When he got close enough to see them, his face sagged and his knees weakened. John and Bridget were sitting on a log, lost in their own world. Both had fresh scars on their mother’s hollow cheekbones, and their brown eyes were unfocussed. Bridget had a sad, listless smile on her face, the same one he’d seen when, after being locked in their room for misbehaving, she’d calmed down and continued her conversations with thin air. John had a completely vacant look on his face, and was so inattentive that he wouldn’t have noticed if a gun had being placed between his eyes.
As always, Donal felt guilty about the times he or others had beaten the children for being silly – it clearly hadn’t helped them. But the consensus had been that it had been partly deserved, when one considered their heretical thoughts – one of which was that creatures like the one he’d run into were not evil. How could they believe that, without having their minds poisoned?
Donal stepped closer, and the hair rose on the back of his neck, telling him that he wasn’t alone. He looked over his shoulder and nearly screamed as he saw the shape of the…creature coming up behind him. Whimpering, he scrambled closer to the children, knowing that he had to get them out.
And stopped in shock as a voice from behind them – an actual human voice, taut and angry – ordered him to hold it right there. At this point, he simply stopped trying to understand what was going on and obeyed, hoping it would be over soon. He didn’t know the voice of the man, but the face had been posted everywhere, with warnings to watch out for him: the notorious mercenary and infidel Red Eyes, whose name was spoken in hushed whispers and, rumour had it, had been to Mweelrea itself!

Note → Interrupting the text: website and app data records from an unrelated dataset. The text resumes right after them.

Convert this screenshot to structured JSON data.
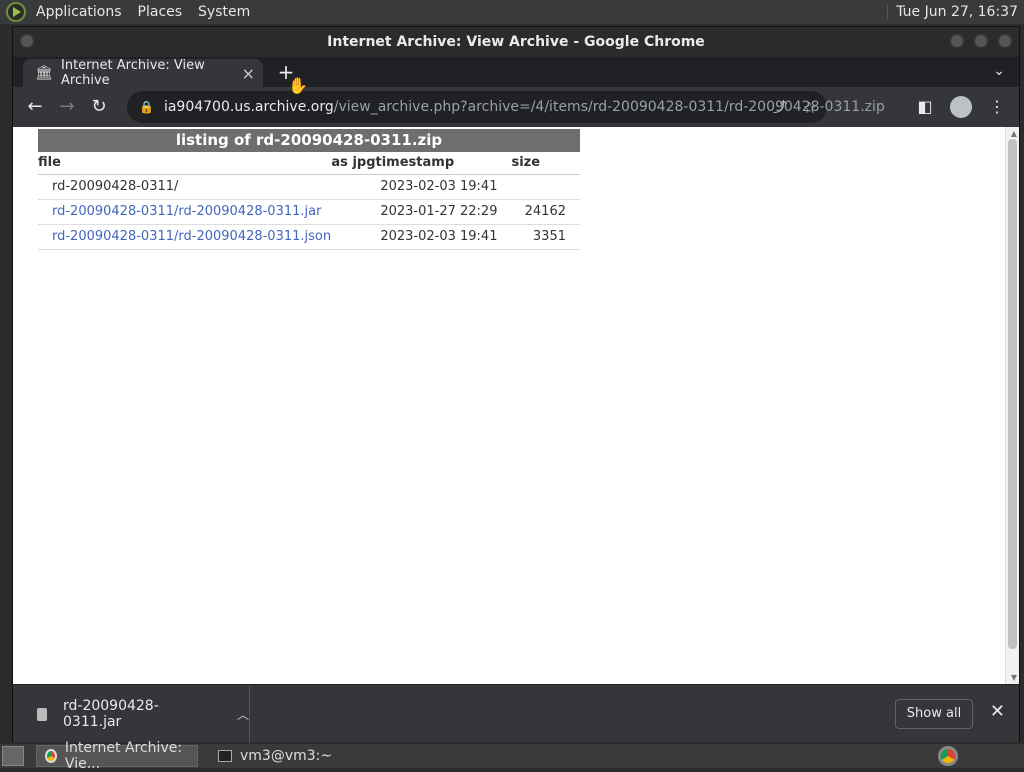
{
  "top_panel": {
    "menus": [
      "Applications",
      "Places",
      "System"
    ],
    "clock": "Tue Jun 27, 16:37"
  },
  "window": {
    "title": "Internet Archive: View Archive - Google Chrome"
  },
  "tab": {
    "title": "Internet Archive: View Archive",
    "close": "×",
    "new_tab": "+"
  },
  "omnibox": {
    "host": "ia904700.us.archive.org",
    "path": "/view_archive.php?archive=/4/items/rd-20090428-0311/rd-20090428-0311.zip"
  },
  "listing": {
    "caption": "listing of rd-20090428-0311.zip",
    "headers": [
      "file",
      "as jpg",
      "timestamp",
      "size"
    ],
    "rows": [
      {
        "name": "rd-20090428-0311/",
        "is_link": false,
        "timestamp": "2023-02-03 19:41",
        "size": ""
      },
      {
        "name": "rd-20090428-0311/rd-20090428-0311.jar",
        "is_link": true,
        "timestamp": "2023-01-27 22:29",
        "size": "24162"
      },
      {
        "name": "rd-20090428-0311/rd-20090428-0311.json",
        "is_link": true,
        "timestamp": "2023-02-03 19:41",
        "size": "3351"
      }
    ],
    "link_color": "#4466bb",
    "caption_bg": "#6e6e6e"
  },
  "download_bar": {
    "file": "rd-20090428-0311.jar",
    "show_all": "Show all"
  },
  "taskbar": {
    "tasks": [
      "Internet Archive: Vie...",
      "vm3@vm3:~"
    ]
  }
}
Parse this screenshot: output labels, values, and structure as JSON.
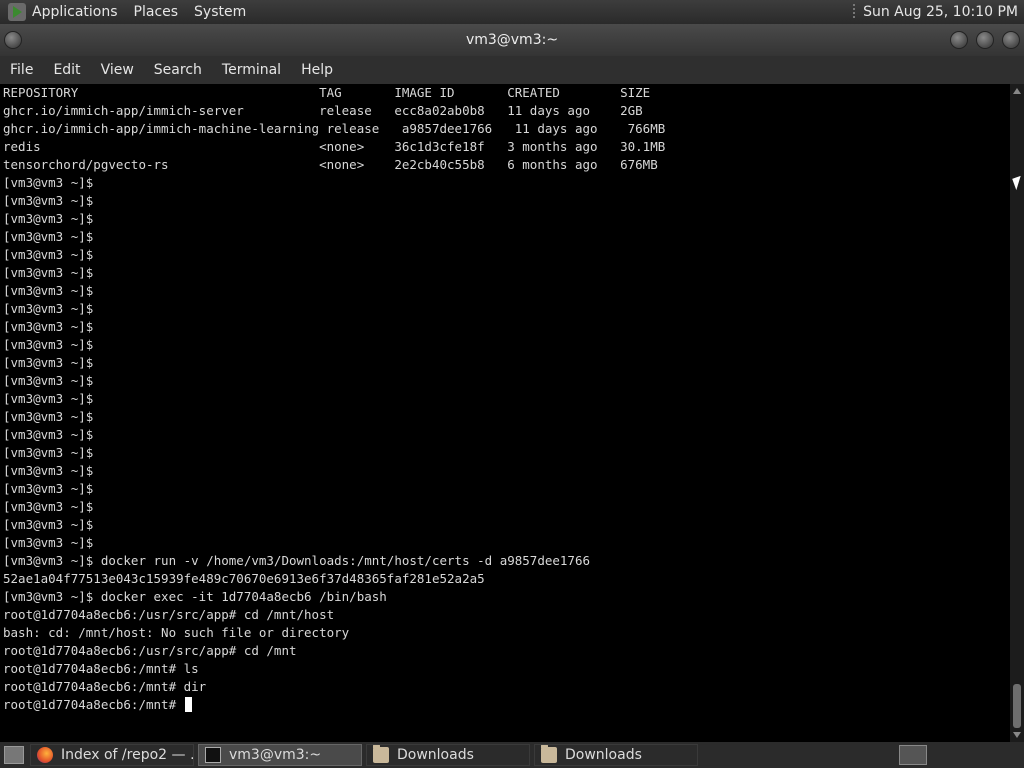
{
  "top_panel": {
    "menus": [
      "Applications",
      "Places",
      "System"
    ],
    "clock": "Sun Aug 25, 10:10 PM"
  },
  "window": {
    "title": "vm3@vm3:~"
  },
  "menu_bar": [
    "File",
    "Edit",
    "View",
    "Search",
    "Terminal",
    "Help"
  ],
  "terminal": {
    "lines": [
      "REPOSITORY                                TAG       IMAGE ID       CREATED        SIZE",
      "ghcr.io/immich-app/immich-server          release   ecc8a02ab0b8   11 days ago    2GB",
      "ghcr.io/immich-app/immich-machine-learning release   a9857dee1766   11 days ago    766MB",
      "redis                                     <none>    36c1d3cfe18f   3 months ago   30.1MB",
      "tensorchord/pgvecto-rs                    <none>    2e2cb40c55b8   6 months ago   676MB",
      "[vm3@vm3 ~]$",
      "[vm3@vm3 ~]$",
      "[vm3@vm3 ~]$",
      "[vm3@vm3 ~]$",
      "[vm3@vm3 ~]$",
      "[vm3@vm3 ~]$",
      "[vm3@vm3 ~]$",
      "[vm3@vm3 ~]$",
      "[vm3@vm3 ~]$",
      "[vm3@vm3 ~]$",
      "[vm3@vm3 ~]$",
      "[vm3@vm3 ~]$",
      "[vm3@vm3 ~]$",
      "[vm3@vm3 ~]$",
      "[vm3@vm3 ~]$",
      "[vm3@vm3 ~]$",
      "[vm3@vm3 ~]$",
      "[vm3@vm3 ~]$",
      "[vm3@vm3 ~]$",
      "[vm3@vm3 ~]$",
      "[vm3@vm3 ~]$",
      "[vm3@vm3 ~]$ docker run -v /home/vm3/Downloads:/mnt/host/certs -d a9857dee1766",
      "52ae1a04f77513e043c15939fe489c70670e6913e6f37d48365faf281e52a2a5",
      "[vm3@vm3 ~]$ docker exec -it 1d7704a8ecb6 /bin/bash",
      "root@1d7704a8ecb6:/usr/src/app# cd /mnt/host",
      "bash: cd: /mnt/host: No such file or directory",
      "root@1d7704a8ecb6:/usr/src/app# cd /mnt",
      "root@1d7704a8ecb6:/mnt# ls",
      "root@1d7704a8ecb6:/mnt# dir",
      "root@1d7704a8ecb6:/mnt# "
    ]
  },
  "taskbar": {
    "tasks": [
      {
        "label": "Index of /repo2 — …",
        "icon": "firefox-icon"
      },
      {
        "label": "vm3@vm3:~",
        "icon": "terminal-icon"
      },
      {
        "label": "Downloads",
        "icon": "folder-icon"
      },
      {
        "label": "Downloads",
        "icon": "folder-icon"
      }
    ]
  }
}
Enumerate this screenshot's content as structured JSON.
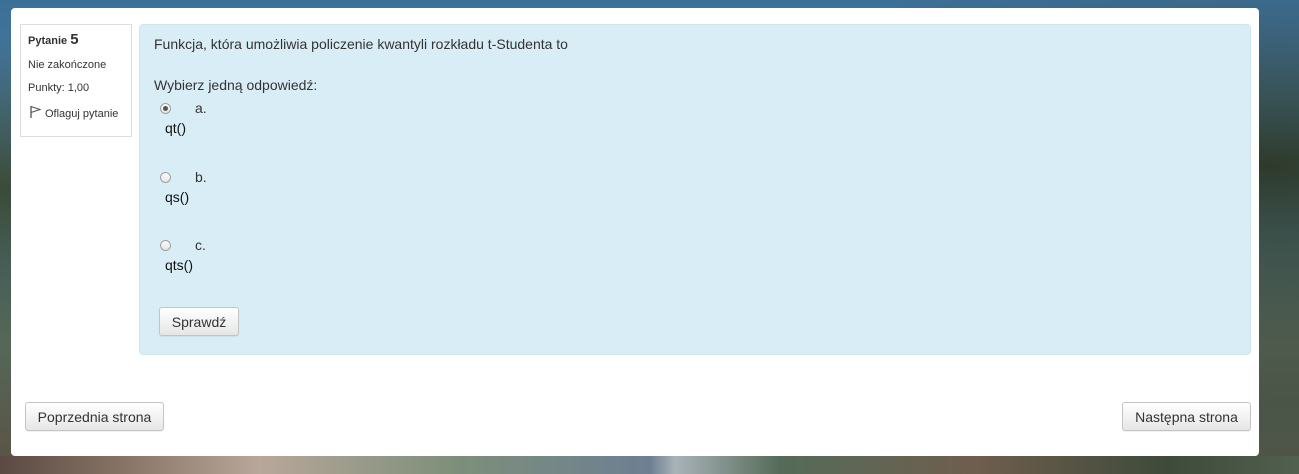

Only the man’s face was visible under the bush he appeared to be wearing, but it wasn’t any comfort. The eyes, normally covered by a pair of black spectacles, were as frighteningly red as the beast’s. An ugly but precise scar marred the man’s left cheek, curving in a S-shape up from his mouth; it looked more like a branding or part of a rite of some sort that an accident. The man’s hands clutched an automatic rifle of some sort, with the magazine hanging behind the trigger, a telescopic sight mounted on the top, and a bulbous extension mounted on the end of the barrel. It was pointed at Donal, who realised with a sour taste rising in his throat that the man was going to kill him.
I am sorry, Oisin, the thought echoed inside his head. Intuition made him look over his shoulder, and he froze as the animal approached him, but the thinking part of his brain realised that the animal was apologising to Red Eyes! But why? Donal thought frantically, are they working together?
Yes we are. Oisin is…ah, what is the term? the creature thought at him, scratching it’s head. The red eyes now looked vaguely embarrassed rather than malignant, unable to remember the word.
“I’m his boss, if you like. Anyway, Biss, you did screw up – although considering how bad the fog is, I’m not that surprised. John, Bridget, turn away and cover your ears,” the scavenger told the twins in a surprisingly gentle voice, but his face was anything but as he aimed the rifle.
“Why?” Donal croaked. The man paused, considering the question.
“You’ve hurt the kids enough,” he answered tiredly, just as he squeezed the trigger.